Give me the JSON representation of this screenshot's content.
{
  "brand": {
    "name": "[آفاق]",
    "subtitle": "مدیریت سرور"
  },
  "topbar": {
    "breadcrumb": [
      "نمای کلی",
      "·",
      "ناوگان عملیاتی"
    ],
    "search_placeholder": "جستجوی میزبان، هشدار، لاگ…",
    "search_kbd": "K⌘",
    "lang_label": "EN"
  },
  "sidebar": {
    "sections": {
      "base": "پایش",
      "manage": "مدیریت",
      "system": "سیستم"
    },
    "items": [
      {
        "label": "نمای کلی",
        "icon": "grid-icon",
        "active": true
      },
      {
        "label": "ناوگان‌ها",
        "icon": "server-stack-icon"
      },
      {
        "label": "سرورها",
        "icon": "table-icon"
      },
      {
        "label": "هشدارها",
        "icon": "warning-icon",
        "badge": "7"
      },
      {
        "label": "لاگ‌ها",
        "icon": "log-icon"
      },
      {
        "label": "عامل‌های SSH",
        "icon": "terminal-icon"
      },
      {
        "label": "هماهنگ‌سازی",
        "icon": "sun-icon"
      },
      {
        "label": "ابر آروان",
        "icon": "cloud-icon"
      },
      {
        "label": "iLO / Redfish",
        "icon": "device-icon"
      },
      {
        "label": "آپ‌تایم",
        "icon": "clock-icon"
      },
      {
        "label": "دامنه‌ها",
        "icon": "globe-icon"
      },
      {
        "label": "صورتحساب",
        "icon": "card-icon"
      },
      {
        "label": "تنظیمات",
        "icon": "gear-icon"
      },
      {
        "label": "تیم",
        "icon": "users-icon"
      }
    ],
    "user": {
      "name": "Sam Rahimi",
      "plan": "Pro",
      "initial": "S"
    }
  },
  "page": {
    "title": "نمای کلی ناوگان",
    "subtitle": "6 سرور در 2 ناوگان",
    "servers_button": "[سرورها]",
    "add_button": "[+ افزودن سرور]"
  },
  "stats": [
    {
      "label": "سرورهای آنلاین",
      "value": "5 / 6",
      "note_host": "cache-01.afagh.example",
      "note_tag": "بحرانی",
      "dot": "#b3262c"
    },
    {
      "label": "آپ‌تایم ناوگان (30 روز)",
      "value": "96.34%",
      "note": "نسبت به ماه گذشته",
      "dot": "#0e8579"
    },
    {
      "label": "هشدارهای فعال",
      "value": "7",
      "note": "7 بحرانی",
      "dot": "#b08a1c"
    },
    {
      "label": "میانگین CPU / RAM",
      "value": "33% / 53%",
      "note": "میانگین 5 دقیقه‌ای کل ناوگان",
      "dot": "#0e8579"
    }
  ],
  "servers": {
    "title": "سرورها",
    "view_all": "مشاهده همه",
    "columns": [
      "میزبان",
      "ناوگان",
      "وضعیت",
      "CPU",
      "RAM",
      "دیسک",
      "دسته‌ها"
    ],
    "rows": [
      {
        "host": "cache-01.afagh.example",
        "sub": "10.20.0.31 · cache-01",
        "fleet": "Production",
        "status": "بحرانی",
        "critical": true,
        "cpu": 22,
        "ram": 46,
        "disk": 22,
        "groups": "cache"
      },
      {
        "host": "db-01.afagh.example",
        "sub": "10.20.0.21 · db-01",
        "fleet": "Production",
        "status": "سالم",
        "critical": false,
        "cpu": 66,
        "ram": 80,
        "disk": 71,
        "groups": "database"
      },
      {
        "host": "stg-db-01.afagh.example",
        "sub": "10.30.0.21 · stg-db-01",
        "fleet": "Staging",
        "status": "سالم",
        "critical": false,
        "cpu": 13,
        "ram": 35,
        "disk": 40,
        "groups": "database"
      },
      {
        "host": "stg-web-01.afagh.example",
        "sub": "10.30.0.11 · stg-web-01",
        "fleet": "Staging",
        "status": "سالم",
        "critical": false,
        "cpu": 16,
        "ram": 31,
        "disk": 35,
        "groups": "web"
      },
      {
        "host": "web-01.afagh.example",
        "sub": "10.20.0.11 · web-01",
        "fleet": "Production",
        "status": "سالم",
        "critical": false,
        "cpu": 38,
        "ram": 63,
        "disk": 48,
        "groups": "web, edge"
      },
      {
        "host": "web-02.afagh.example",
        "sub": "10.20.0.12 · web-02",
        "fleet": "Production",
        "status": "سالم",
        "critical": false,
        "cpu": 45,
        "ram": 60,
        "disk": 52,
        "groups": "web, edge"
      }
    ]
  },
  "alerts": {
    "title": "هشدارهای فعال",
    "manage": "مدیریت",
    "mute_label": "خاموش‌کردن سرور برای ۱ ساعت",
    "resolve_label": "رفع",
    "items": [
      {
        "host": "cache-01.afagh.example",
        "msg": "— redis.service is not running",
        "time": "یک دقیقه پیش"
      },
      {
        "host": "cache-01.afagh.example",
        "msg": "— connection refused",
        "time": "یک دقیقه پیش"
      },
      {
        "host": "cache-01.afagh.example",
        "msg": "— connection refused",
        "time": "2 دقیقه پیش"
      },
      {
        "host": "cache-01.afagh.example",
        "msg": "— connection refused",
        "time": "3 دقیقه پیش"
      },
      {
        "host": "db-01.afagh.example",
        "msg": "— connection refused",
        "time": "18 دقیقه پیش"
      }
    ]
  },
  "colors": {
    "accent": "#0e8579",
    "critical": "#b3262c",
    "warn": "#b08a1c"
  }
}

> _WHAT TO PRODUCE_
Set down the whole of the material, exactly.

> _RESULT OF THIS EXERCISE_
Give me the JSON representation of this screenshot's content.
{
  "brand": {
    "name": "[آفاق]",
    "subtitle": "مدیریت سرور"
  },
  "topbar": {
    "breadcrumb": [
      "نمای کلی",
      "·",
      "ناوگان عملیاتی"
    ],
    "search_placeholder": "جستجوی میزبان، هشدار، لاگ…",
    "search_kbd": "K⌘",
    "lang_label": "EN"
  },
  "sidebar": {
    "sections": {
      "base": "پایش",
      "manage": "مدیریت",
      "system": "سیستم"
    },
    "items": [
      {
        "label": "نمای کلی",
        "icon": "grid-icon",
        "active": true
      },
      {
        "label": "ناوگان‌ها",
        "icon": "server-stack-icon"
      },
      {
        "label": "سرورها",
        "icon": "table-icon"
      },
      {
        "label": "هشدارها",
        "icon": "warning-icon",
        "badge": "7"
      },
      {
        "label": "لاگ‌ها",
        "icon": "log-icon"
      },
      {
        "label": "عامل‌های SSH",
        "icon": "terminal-icon"
      },
      {
        "label": "هماهنگ‌سازی",
        "icon": "sun-icon"
      },
      {
        "label": "ابر آروان",
        "icon": "cloud-icon"
      },
      {
        "label": "iLO / Redfish",
        "icon": "device-icon"
      },
      {
        "label": "آپ‌تایم",
        "icon": "clock-icon"
      },
      {
        "label": "دامنه‌ها",
        "icon": "globe-icon"
      },
      {
        "label": "صورتحساب",
        "icon": "card-icon"
      },
      {
        "label": "تنظیمات",
        "icon": "gear-icon"
      },
      {
        "label": "تیم",
        "icon": "users-icon"
      }
    ],
    "user": {
      "name": "Sam Rahimi",
      "plan": "Pro",
      "initial": "S"
    }
  },
  "page": {
    "title": "نمای کلی ناوگان",
    "subtitle": "6 سرور در 2 ناوگان",
    "servers_button": "[سرورها]",
    "add_button": "[+ افزودن سرور]"
  },
  "stats": [
    {
      "label": "سرورهای آنلاین",
      "value": "5 / 6",
      "note_host": "cache-01.afagh.example",
      "note_tag": "بحرانی",
      "dot": "#b3262c"
    },
    {
      "label": "آپ‌تایم ناوگان (30 روز)",
      "value": "96.34%",
      "note": "نسبت به ماه گذشته",
      "dot": "#0e8579"
    },
    {
      "label": "هشدارهای فعال",
      "value": "7",
      "note": "7 بحرانی",
      "dot": "#b08a1c"
    },
    {
      "label": "میانگین CPU / RAM",
      "value": "33% / 53%",
      "note": "میانگین 5 دقیقه‌ای کل ناوگان",
      "dot": "#0e8579"
    }
  ],
  "servers": {
    "title": "سرورها",
    "view_all": "مشاهده همه",
    "columns": [
      "میزبان",
      "ناوگان",
      "وضعیت",
      "CPU",
      "RAM",
      "دیسک",
      "دسته‌ها"
    ],
    "rows": [
      {
        "host": "cache-01.afagh.example",
        "sub": "10.20.0.31 · cache-01",
        "fleet": "Production",
        "status": "بحرانی",
        "critical": true,
        "cpu": 22,
        "ram": 46,
        "disk": 22,
        "groups": "cache"
      },
      {
        "host": "db-01.afagh.example",
        "sub": "10.20.0.21 · db-01",
        "fleet": "Production",
        "status": "سالم",
        "critical": false,
        "cpu": 66,
        "ram": 80,
        "disk": 71,
        "groups": "database"
      },
      {
        "host": "stg-db-01.afagh.example",
        "sub": "10.30.0.21 · stg-db-01",
        "fleet": "Staging",
        "status": "سالم",
        "critical": false,
        "cpu": 13,
        "ram": 35,
        "disk": 40,
        "groups": "database"
      },
      {
        "host": "stg-web-01.afagh.example",
        "sub": "10.30.0.11 · stg-web-01",
        "fleet": "Staging",
        "status": "سالم",
        "critical": false,
        "cpu": 16,
        "ram": 31,
        "disk": 35,
        "groups": "web"
      },
      {
        "host": "web-01.afagh.example",
        "sub": "10.20.0.11 · web-01",
        "fleet": "Production",
        "status": "سالم",
        "critical": false,
        "cpu": 38,
        "ram": 63,
        "disk": 48,
        "groups": "web, edge"
      },
      {
        "host": "web-02.afagh.example",
        "sub": "10.20.0.12 · web-02",
        "fleet": "Production",
        "status": "سالم",
        "critical": false,
        "cpu": 45,
        "ram": 60,
        "disk": 52,
        "groups": "web, edge"
      }
    ]
  },
  "alerts": {
    "title": "هشدارهای فعال",
    "manage": "مدیریت",
    "mute_label": "خاموش‌کردن سرور برای ۱ ساعت",
    "resolve_label": "رفع",
    "items": [
      {
        "host": "cache-01.afagh.example",
        "msg": "— redis.service is not running",
        "time": "یک دقیقه پیش"
      },
      {
        "host": "cache-01.afagh.example",
        "msg": "— connection refused",
        "time": "یک دقیقه پیش"
      },
      {
        "host": "cache-01.afagh.example",
        "msg": "— connection refused",
        "time": "2 دقیقه پیش"
      },
      {
        "host": "cache-01.afagh.example",
        "msg": "— connection refused",
        "time": "3 دقیقه پیش"
      },
      {
        "host": "db-01.afagh.example",
        "msg": "— connection refused",
        "time": "18 دقیقه پیش"
      }
    ]
  },
  "colors": {
    "accent": "#0e8579",
    "critical": "#b3262c",
    "warn": "#b08a1c"
  }
}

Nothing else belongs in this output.